### TASK ITEM
Set all the entries down again, unaltered.

--- GIVEN DATA ---

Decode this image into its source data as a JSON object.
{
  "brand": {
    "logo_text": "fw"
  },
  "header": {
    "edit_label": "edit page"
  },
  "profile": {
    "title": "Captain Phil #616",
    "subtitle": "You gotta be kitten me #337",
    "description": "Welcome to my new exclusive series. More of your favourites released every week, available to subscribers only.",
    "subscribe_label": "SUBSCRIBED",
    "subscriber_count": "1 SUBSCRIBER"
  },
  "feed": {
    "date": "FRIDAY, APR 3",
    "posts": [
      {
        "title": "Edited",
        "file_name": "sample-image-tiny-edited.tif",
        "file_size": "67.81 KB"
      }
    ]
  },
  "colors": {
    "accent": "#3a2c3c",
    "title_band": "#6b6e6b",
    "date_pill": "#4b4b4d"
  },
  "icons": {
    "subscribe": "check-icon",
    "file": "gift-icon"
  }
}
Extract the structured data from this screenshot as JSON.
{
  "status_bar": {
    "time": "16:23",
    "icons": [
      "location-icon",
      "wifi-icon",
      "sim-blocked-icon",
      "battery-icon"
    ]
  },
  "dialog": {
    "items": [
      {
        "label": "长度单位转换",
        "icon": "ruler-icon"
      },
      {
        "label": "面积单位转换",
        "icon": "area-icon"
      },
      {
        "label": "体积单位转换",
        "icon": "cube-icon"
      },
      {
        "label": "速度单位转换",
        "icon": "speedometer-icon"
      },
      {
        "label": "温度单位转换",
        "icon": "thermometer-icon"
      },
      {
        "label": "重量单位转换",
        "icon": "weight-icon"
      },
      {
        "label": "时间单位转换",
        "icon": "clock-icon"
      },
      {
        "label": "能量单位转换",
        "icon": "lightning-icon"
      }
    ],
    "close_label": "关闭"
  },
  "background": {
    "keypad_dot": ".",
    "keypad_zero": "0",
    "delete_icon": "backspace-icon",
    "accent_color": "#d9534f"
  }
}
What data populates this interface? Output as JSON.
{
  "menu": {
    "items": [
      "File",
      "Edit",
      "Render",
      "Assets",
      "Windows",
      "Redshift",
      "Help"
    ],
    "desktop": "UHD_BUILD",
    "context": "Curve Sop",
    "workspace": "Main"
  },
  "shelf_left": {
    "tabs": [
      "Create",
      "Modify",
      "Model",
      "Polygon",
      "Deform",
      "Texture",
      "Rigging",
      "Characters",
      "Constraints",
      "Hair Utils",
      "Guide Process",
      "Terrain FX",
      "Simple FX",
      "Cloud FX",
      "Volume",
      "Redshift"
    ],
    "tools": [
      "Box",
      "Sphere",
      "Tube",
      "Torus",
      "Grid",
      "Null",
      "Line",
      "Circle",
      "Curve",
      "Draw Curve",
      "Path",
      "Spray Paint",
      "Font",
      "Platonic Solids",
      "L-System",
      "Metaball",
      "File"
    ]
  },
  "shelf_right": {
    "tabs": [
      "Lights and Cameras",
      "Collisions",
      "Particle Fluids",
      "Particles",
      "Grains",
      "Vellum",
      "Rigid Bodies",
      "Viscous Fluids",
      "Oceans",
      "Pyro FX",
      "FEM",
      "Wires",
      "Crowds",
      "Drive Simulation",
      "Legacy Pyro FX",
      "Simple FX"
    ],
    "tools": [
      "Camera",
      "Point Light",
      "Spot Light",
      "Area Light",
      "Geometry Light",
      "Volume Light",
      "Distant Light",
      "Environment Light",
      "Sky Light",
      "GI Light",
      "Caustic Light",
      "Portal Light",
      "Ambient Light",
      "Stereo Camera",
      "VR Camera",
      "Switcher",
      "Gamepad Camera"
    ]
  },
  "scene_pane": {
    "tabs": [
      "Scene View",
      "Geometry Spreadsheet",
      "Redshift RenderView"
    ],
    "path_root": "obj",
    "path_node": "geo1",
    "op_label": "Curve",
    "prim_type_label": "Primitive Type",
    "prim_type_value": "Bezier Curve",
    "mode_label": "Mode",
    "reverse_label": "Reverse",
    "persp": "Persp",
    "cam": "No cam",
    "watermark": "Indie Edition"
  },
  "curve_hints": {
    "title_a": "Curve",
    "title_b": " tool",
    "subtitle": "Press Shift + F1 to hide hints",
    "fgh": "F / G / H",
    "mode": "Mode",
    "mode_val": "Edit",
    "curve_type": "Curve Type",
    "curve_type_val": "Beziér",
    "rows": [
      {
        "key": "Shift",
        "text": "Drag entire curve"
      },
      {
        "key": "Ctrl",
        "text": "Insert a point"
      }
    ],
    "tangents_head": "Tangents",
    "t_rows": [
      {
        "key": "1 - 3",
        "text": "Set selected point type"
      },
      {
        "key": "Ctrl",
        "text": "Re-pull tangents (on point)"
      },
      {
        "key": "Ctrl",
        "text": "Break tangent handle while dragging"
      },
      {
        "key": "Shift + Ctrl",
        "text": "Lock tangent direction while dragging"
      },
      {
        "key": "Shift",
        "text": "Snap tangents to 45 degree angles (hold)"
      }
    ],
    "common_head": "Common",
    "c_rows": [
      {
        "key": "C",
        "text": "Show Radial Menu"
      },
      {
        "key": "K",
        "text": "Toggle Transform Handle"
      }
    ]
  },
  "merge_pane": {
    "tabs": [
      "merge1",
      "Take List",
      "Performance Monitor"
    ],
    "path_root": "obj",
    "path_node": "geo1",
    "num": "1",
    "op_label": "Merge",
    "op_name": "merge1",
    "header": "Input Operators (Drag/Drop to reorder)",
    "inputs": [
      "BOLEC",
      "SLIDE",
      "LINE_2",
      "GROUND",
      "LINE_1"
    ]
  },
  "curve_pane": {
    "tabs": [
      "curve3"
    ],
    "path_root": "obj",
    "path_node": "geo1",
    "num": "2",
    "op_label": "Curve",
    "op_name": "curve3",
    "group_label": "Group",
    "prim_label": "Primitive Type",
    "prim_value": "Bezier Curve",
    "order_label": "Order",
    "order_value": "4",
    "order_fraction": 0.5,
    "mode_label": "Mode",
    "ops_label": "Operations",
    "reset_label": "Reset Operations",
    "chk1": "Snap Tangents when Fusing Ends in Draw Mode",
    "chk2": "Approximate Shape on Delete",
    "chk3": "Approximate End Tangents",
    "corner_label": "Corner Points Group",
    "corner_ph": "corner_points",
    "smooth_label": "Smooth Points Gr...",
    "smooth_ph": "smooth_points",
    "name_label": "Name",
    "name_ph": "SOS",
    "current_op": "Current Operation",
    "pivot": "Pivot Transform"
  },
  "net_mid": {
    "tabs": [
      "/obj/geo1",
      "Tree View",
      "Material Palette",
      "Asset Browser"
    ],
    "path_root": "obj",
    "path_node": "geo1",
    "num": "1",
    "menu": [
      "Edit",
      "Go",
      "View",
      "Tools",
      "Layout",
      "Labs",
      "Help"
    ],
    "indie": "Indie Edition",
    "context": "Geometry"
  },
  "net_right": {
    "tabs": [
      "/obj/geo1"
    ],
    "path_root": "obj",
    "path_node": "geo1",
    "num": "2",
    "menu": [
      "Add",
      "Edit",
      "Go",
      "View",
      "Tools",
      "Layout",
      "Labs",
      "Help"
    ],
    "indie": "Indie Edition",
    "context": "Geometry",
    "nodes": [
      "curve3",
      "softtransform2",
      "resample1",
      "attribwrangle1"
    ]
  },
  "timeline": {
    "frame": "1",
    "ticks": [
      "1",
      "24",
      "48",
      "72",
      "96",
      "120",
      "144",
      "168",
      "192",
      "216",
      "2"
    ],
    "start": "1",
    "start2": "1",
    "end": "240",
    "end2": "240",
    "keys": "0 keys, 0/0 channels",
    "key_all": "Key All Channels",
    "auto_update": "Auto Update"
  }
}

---

### OUTPUT OF THE TASK
Decode this image into its source data as a JSON object.
{
  "brand": {
    "logo_text": "fw"
  },
  "header": {
    "edit_label": "edit page"
  },
  "profile": {
    "title": "Captain Phil #616",
    "subtitle": "You gotta be kitten me #337",
    "description": "Welcome to my new exclusive series. More of your favourites released every week, available to subscribers only.",
    "subscribe_label": "SUBSCRIBED",
    "subscriber_count": "1 SUBSCRIBER"
  },
  "feed": {
    "date": "FRIDAY, APR 3",
    "posts": [
      {
        "title": "Edited",
        "file_name": "sample-image-tiny-edited.tif",
        "file_size": "67.81 KB"
      }
    ]
  },
  "colors": {
    "accent": "#3a2c3c",
    "title_band": "#6b6e6b",
    "date_pill": "#4b4b4d"
  },
  "icons": {
    "subscribe": "check-icon",
    "file": "gift-icon"
  }
}
Extract the structured data from this screenshot as JSON.
{
  "status_bar": {
    "time": "16:23",
    "icons": [
      "location-icon",
      "wifi-icon",
      "sim-blocked-icon",
      "battery-icon"
    ]
  },
  "dialog": {
    "items": [
      {
        "label": "长度单位转换",
        "icon": "ruler-icon"
      },
      {
        "label": "面积单位转换",
        "icon": "area-icon"
      },
      {
        "label": "体积单位转换",
        "icon": "cube-icon"
      },
      {
        "label": "速度单位转换",
        "icon": "speedometer-icon"
      },
      {
        "label": "温度单位转换",
        "icon": "thermometer-icon"
      },
      {
        "label": "重量单位转换",
        "icon": "weight-icon"
      },
      {
        "label": "时间单位转换",
        "icon": "clock-icon"
      },
      {
        "label": "能量单位转换",
        "icon": "lightning-icon"
      }
    ],
    "close_label": "关闭"
  },
  "background": {
    "keypad_dot": ".",
    "keypad_zero": "0",
    "delete_icon": "backspace-icon",
    "accent_color": "#d9534f"
  }
}
What data populates this interface? Output as JSON.
{
  "menu": {
    "items": [
      "File",
      "Edit",
      "Render",
      "Assets",
      "Windows",
      "Redshift",
      "Help"
    ],
    "desktop": "UHD_BUILD",
    "context": "Curve Sop",
    "workspace": "Main"
  },
  "shelf_left": {
    "tabs": [
      "Create",
      "Modify",
      "Model",
      "Polygon",
      "Deform",
      "Texture",
      "Rigging",
      "Characters",
      "Constraints",
      "Hair Utils",
      "Guide Process",
      "Terrain FX",
      "Simple FX",
      "Cloud FX",
      "Volume",
      "Redshift"
    ],
    "tools": [
      "Box",
      "Sphere",
      "Tube",
      "Torus",
      "Grid",
      "Null",
      "Line",
      "Circle",
      "Curve",
      "Draw Curve",
      "Path",
      "Spray Paint",
      "Font",
      "Platonic Solids",
      "L-System",
      "Metaball",
      "File"
    ]
  },
  "shelf_right": {
    "tabs": [
      "Lights and Cameras",
      "Collisions",
      "Particle Fluids",
      "Particles",
      "Grains",
      "Vellum",
      "Rigid Bodies",
      "Viscous Fluids",
      "Oceans",
      "Pyro FX",
      "FEM",
      "Wires",
      "Crowds",
      "Drive Simulation",
      "Legacy Pyro FX",
      "Simple FX"
    ],
    "tools": [
      "Camera",
      "Point Light",
      "Spot Light",
      "Area Light",
      "Geometry Light",
      "Volume Light",
      "Distant Light",
      "Environment Light",
      "Sky Light",
      "GI Light",
      "Caustic Light",
      "Portal Light",
      "Ambient Light",
      "Stereo Camera",
      "VR Camera",
      "Switcher",
      "Gamepad Camera"
    ]
  },
  "scene_pane": {
    "tabs": [
      "Scene View",
      "Geometry Spreadsheet",
      "Redshift RenderView"
    ],
    "path_root": "obj",
    "path_node": "geo1",
    "op_label": "Curve",
    "prim_type_label": "Primitive Type",
    "prim_type_value": "Bezier Curve",
    "mode_label": "Mode",
    "reverse_label": "Reverse",
    "persp": "Persp",
    "cam": "No cam",
    "watermark": "Indie Edition"
  },
  "curve_hints": {
    "title_a": "Curve",
    "title_b": " tool",
    "subtitle": "Press Shift + F1 to hide hints",
    "fgh": "F / G / H",
    "mode": "Mode",
    "mode_val": "Edit",
    "curve_type": "Curve Type",
    "curve_type_val": "Beziér",
    "rows": [
      {
        "key": "Shift",
        "text": "Drag entire curve"
      },
      {
        "key": "Ctrl",
        "text": "Insert a point"
      }
    ],
    "tangents_head": "Tangents",
    "t_rows": [
      {
        "key": "1 - 3",
        "text": "Set selected point type"
      },
      {
        "key": "Ctrl",
        "text": "Re-pull tangents (on point)"
      },
      {
        "key": "Ctrl",
        "text": "Break tangent handle while dragging"
      },
      {
        "key": "Shift + Ctrl",
        "text": "Lock tangent direction while dragging"
      },
      {
        "key": "Shift",
        "text": "Snap tangents to 45 degree angles (hold)"
      }
    ],
    "common_head": "Common",
    "c_rows": [
      {
        "key": "C",
        "text": "Show Radial Menu"
      },
      {
        "key": "K",
        "text": "Toggle Transform Handle"
      }
    ]
  },
  "merge_pane": {
    "tabs": [
      "merge1",
      "Take List",
      "Performance Monitor"
    ],
    "path_root": "obj",
    "path_node": "geo1",
    "num": "1",
    "op_label": "Merge",
    "op_name": "merge1",
    "header": "Input Operators (Drag/Drop to reorder)",
    "inputs": [
      "BOLEC",
      "SLIDE",
      "LINE_2",
      "GROUND",
      "LINE_1"
    ]
  },
  "curve_pane": {
    "tabs": [
      "curve3"
    ],
    "path_root": "obj",
    "path_node": "geo1",
    "num": "2",
    "op_label": "Curve",
    "op_name": "curve3",
    "group_label": "Group",
    "prim_label": "Primitive Type",
    "prim_value": "Bezier Curve",
    "order_label": "Order",
    "order_value": "4",
    "order_fraction": 0.5,
    "mode_label": "Mode",
    "ops_label": "Operations",
    "reset_label": "Reset Operations",
    "chk1": "Snap Tangents when Fusing Ends in Draw Mode",
    "chk2": "Approximate Shape on Delete",
    "chk3": "Approximate End Tangents",
    "corner_label": "Corner Points Group",
    "corner_ph": "corner_points",
    "smooth_label": "Smooth Points Gr...",
    "smooth_ph": "smooth_points",
    "name_label": "Name",
    "name_ph": "SOS",
    "current_op": "Current Operation",
    "pivot": "Pivot Transform"
  },
  "net_mid": {
    "tabs": [
      "/obj/geo1",
      "Tree View",
      "Material Palette",
      "Asset Browser"
    ],
    "path_root": "obj",
    "path_node": "geo1",
    "num": "1",
    "menu": [
      "Edit",
      "Go",
      "View",
      "Tools",
      "Layout",
      "Labs",
      "Help"
    ],
    "indie": "Indie Edition",
    "context": "Geometry"
  },
  "net_right": {
    "tabs": [
      "/obj/geo1"
    ],
    "path_root": "obj",
    "path_node": "geo1",
    "num": "2",
    "menu": [
      "Add",
      "Edit",
      "Go",
      "View",
      "Tools",
      "Layout",
      "Labs",
      "Help"
    ],
    "indie": "Indie Edition",
    "context": "Geometry",
    "nodes": [
      "curve3",
      "softtransform2",
      "resample1",
      "attribwrangle1"
    ]
  },
  "timeline": {
    "frame": "1",
    "ticks": [
      "1",
      "24",
      "48",
      "72",
      "96",
      "120",
      "144",
      "168",
      "192",
      "216",
      "2"
    ],
    "start": "1",
    "start2": "1",
    "end": "240",
    "end2": "240",
    "keys": "0 keys, 0/0 channels",
    "key_all": "Key All Channels",
    "auto_update": "Auto Update"
  }
}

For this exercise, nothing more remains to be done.